Last two days… Countdown is on
On company website : DNI is described as: ‘a collaboration between Google and news publishers in Europe to support high quality journalism and encourage a more sustainable news ecosystem through technology and innovation’
Of course it’s an initiative to be applauded. But one wonders why developing countries where the free media is more crucial is not well thought of as well.
Following video explains DNI a bit more: https://www.youtube.com/watch?v=7CJfWQZSx5Q
And the following infographic shows where the money is being distributed:
Spend it wisely 😉
Coca-Cola Israel has developed a bottle that takes photos when it’s tilted 70 degrees and you can transfer photos through its USB port.
Of course its work of an agency (who’s on coke*) that could not come up with another useless idea. (Crazier the idea, more money agency suck out of brand) But considering popularity of selfies are waaaaaay beyond things like internet of things, AR, VR or 3D, Coke could definitely come up with a bottle that talk to people or navigate them on street etc. :S
Anyway, thank Coke 😉
YouTube is getting ready to announce a new service called Unplugged that would bundle different cable networks and stream different programs directly from its main site for people willing to subscribe to the service, sources close to the project told Bloomberg. Unplugged is one of the company’s top priorities, according to the report, and YouTube is looking to launch the service as early as 2017.
The goal is to increase viewing time for people already on the site and increase the company’s non-advertising related revenue. Executives at Alphabet, YouTube’s parent company, have already begun to talk to NBCUniversal, Fox, CBS and others about securing rights to various television series and sporting events. YouTube launched its first subscription streaming service, Red, at the end of October last year. Users could choose which channels they subscribed to for $5.99 a month.

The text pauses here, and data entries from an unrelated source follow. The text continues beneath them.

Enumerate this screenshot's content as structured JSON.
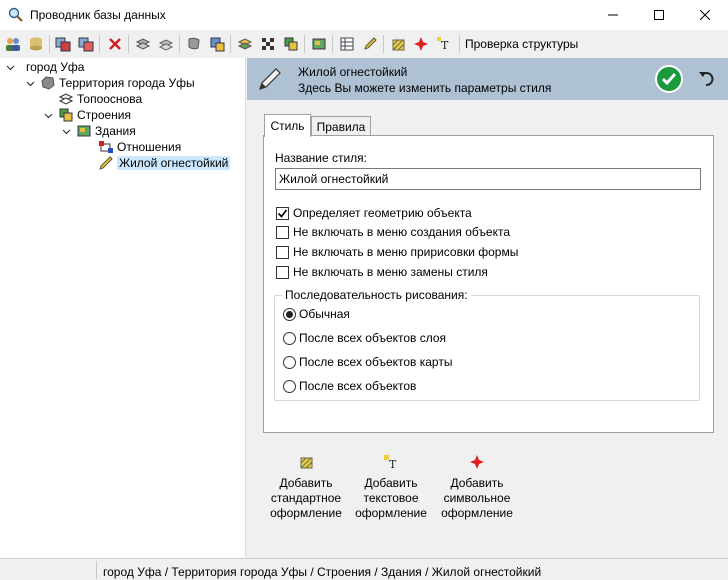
{
  "window": {
    "title": "Проводник базы данных",
    "icon": "magnifier-db-icon"
  },
  "toolbar": {
    "structure_check_label": "Проверка структуры",
    "buttons": [
      "users-icon",
      "db-add-icon",
      "copy-icon",
      "paste-icon",
      "delete-icon",
      "layers-icon",
      "layers-refresh-icon",
      "shape-icon",
      "import-icon",
      "style-stack-icon",
      "checker-icon",
      "layers-green-icon",
      "map-icon",
      "table-icon",
      "pencil-icon",
      "hatch-icon",
      "symbol-add-icon",
      "text-style-icon"
    ]
  },
  "tree": {
    "nodes": [
      {
        "label": "город Уфа",
        "icon": "none",
        "expand": "▾"
      },
      {
        "label": "Территория города Уфы",
        "icon": "territory-icon",
        "expand": "▾"
      },
      {
        "label": "Топооснова",
        "icon": "layers-icon",
        "expand": ""
      },
      {
        "label": "Строения",
        "icon": "buildings-icon",
        "expand": "▾"
      },
      {
        "label": "Здания",
        "icon": "building-icon",
        "expand": "▾"
      },
      {
        "label": "Отношения",
        "icon": "relations-icon",
        "expand": ""
      },
      {
        "label": "Жилой огнестойкий",
        "icon": "pencil-icon",
        "expand": "",
        "selected": true
      }
    ]
  },
  "header": {
    "title": "Жилой огнестойкий",
    "subtitle": "Здесь Вы можете изменить параметры стиля",
    "ok_icon": "checkmark-icon",
    "undo_icon": "undo-icon"
  },
  "tabs": [
    {
      "label": "Стиль",
      "active": true
    },
    {
      "label": "Правила",
      "active": false
    }
  ],
  "form": {
    "style_name_label": "Название стиля:",
    "style_name_value": "Жилой огнестойкий",
    "checkboxes": [
      {
        "label": "Определяет геометрию объекта",
        "checked": true
      },
      {
        "label": "Не включать в меню создания объекта",
        "checked": false
      },
      {
        "label": "Не включать в меню пририсовки формы",
        "checked": false
      },
      {
        "label": "Не включать в меню замены стиля",
        "checked": false
      }
    ],
    "draw_order": {
      "legend": "Последовательность рисования:",
      "options": [
        {
          "label": "Обычная",
          "selected": true
        },
        {
          "label": "После всех объектов слоя",
          "selected": false
        },
        {
          "label": "После всех объектов карты",
          "selected": false
        },
        {
          "label": "После всех объектов",
          "selected": false
        }
      ]
    }
  },
  "actions": [
    {
      "label": "Добавить стандартное оформление",
      "icon": "hatch-add-icon"
    },
    {
      "label": "Добавить текстовое оформление",
      "icon": "text-add-icon"
    },
    {
      "label": "Добавить символьное оформление",
      "icon": "symbol-add-icon"
    }
  ],
  "status": {
    "path": "город Уфа / Территория города Уфы / Строения / Здания / Жилой огнестойкий"
  },
  "colors": {
    "header_bg": "#aec2d4",
    "selection": "#cce8ff",
    "ok_green": "#1a9a3c"
  }
}
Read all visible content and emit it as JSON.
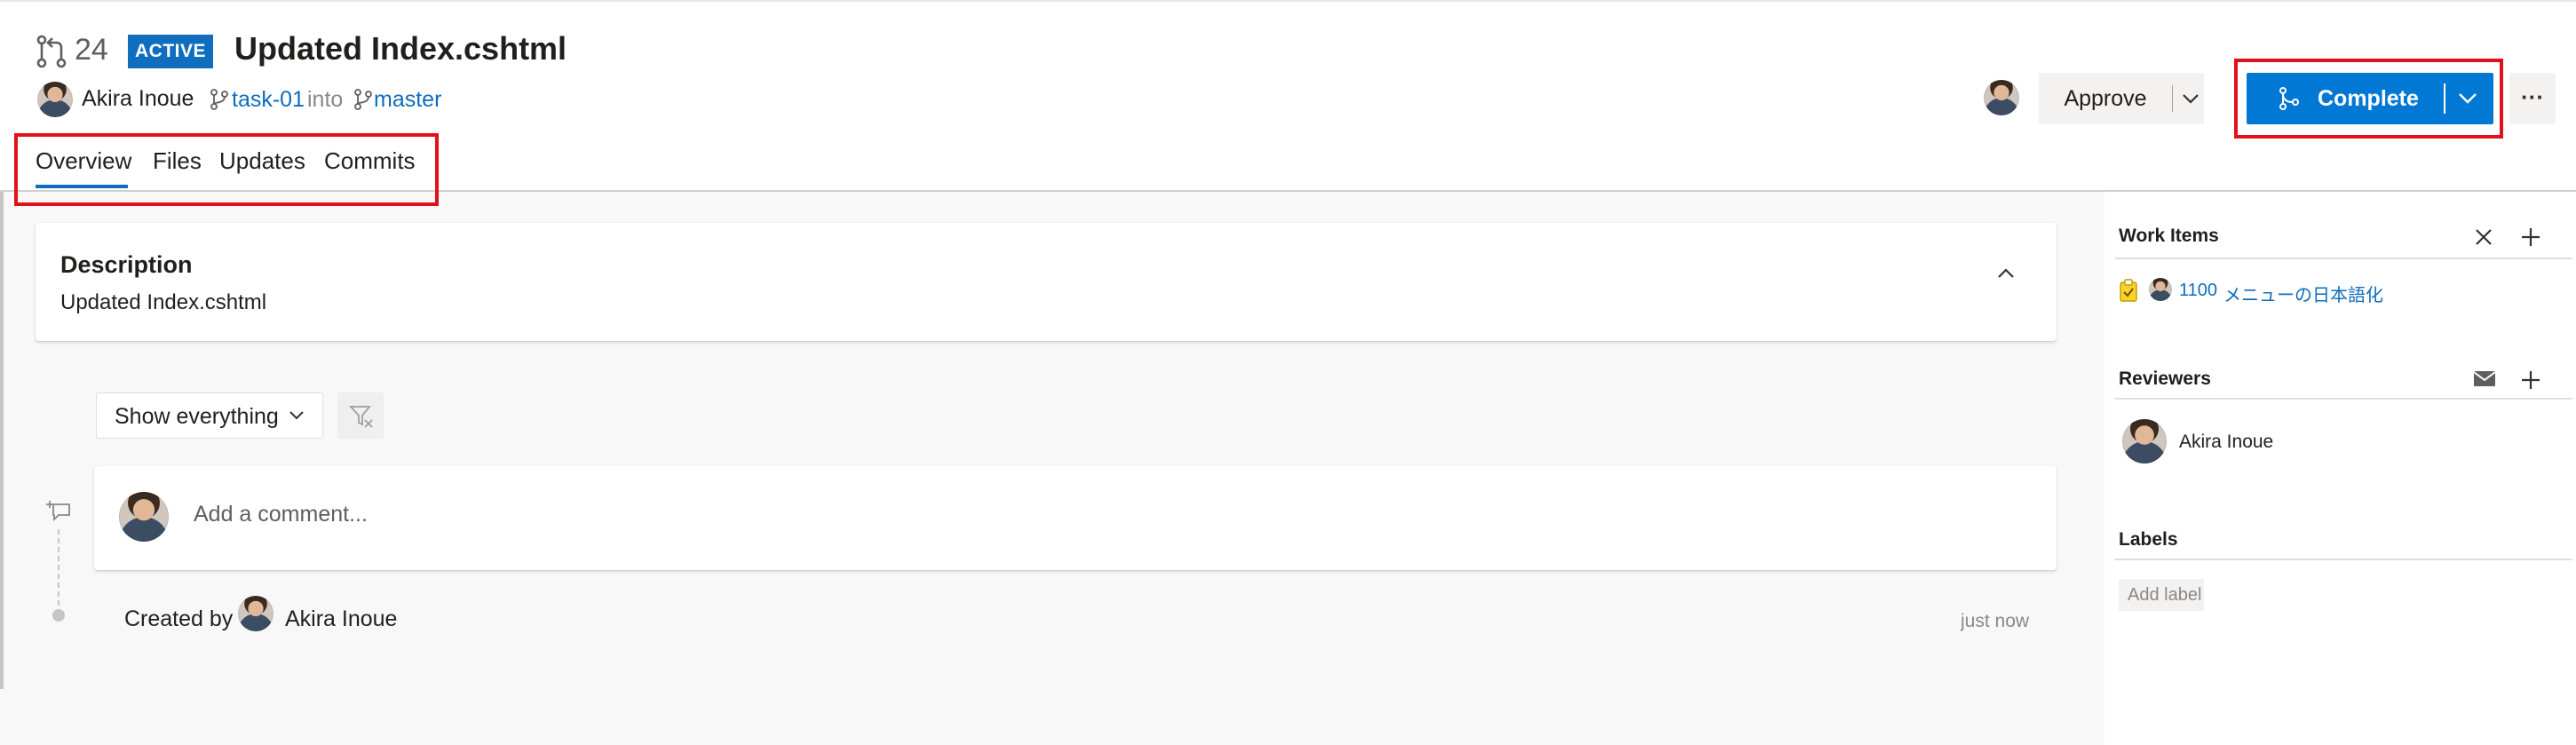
{
  "header": {
    "pr_number": "24",
    "status_badge": "ACTIVE",
    "title": "Updated Index.cshtml",
    "author": "Akira Inoue",
    "source_branch": "task-01",
    "into_text": "into",
    "target_branch": "master",
    "approve_label": "Approve",
    "complete_label": "Complete",
    "more_label": "···"
  },
  "tabs": [
    {
      "label": "Overview",
      "selected": true
    },
    {
      "label": "Files"
    },
    {
      "label": "Updates"
    },
    {
      "label": "Commits"
    }
  ],
  "description": {
    "title": "Description",
    "body": "Updated Index.cshtml"
  },
  "activity": {
    "filter_label": "Show everything",
    "comment_placeholder": "Add a comment...",
    "created_by_label": "Created by",
    "created_by_name": "Akira Inoue",
    "timestamp": "just now"
  },
  "sidebar": {
    "work_items_title": "Work Items",
    "work_item_id": "1100",
    "work_item_title": "メニューの日本語化",
    "reviewers_title": "Reviewers",
    "reviewer_name": "Akira Inoue",
    "labels_title": "Labels",
    "add_label": "Add label"
  },
  "colors": {
    "accent": "#0f6cbd",
    "primary_button": "#0078d4",
    "badge": "#106ebe",
    "highlight": "#e3101b",
    "page_gray": "#f8f8f8"
  }
}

According to Bloomberg’s sources, the path YouTube executives are most interested in exploring is a form of skinny bundling that would pick channels from the four different networks to offer as a bundle and then choose other popular channels to offer as stand-alone options. Other companies like Apple and Amazon were rumored to be considering similar live TV streaming deals like this in the past, and based on this report, looks like they may push ahead with it. YouTube has yet to confirm whether or not they are in the negotiation stages with other companies to secure the rights to live TV programming, but Polygon has reached out for comment.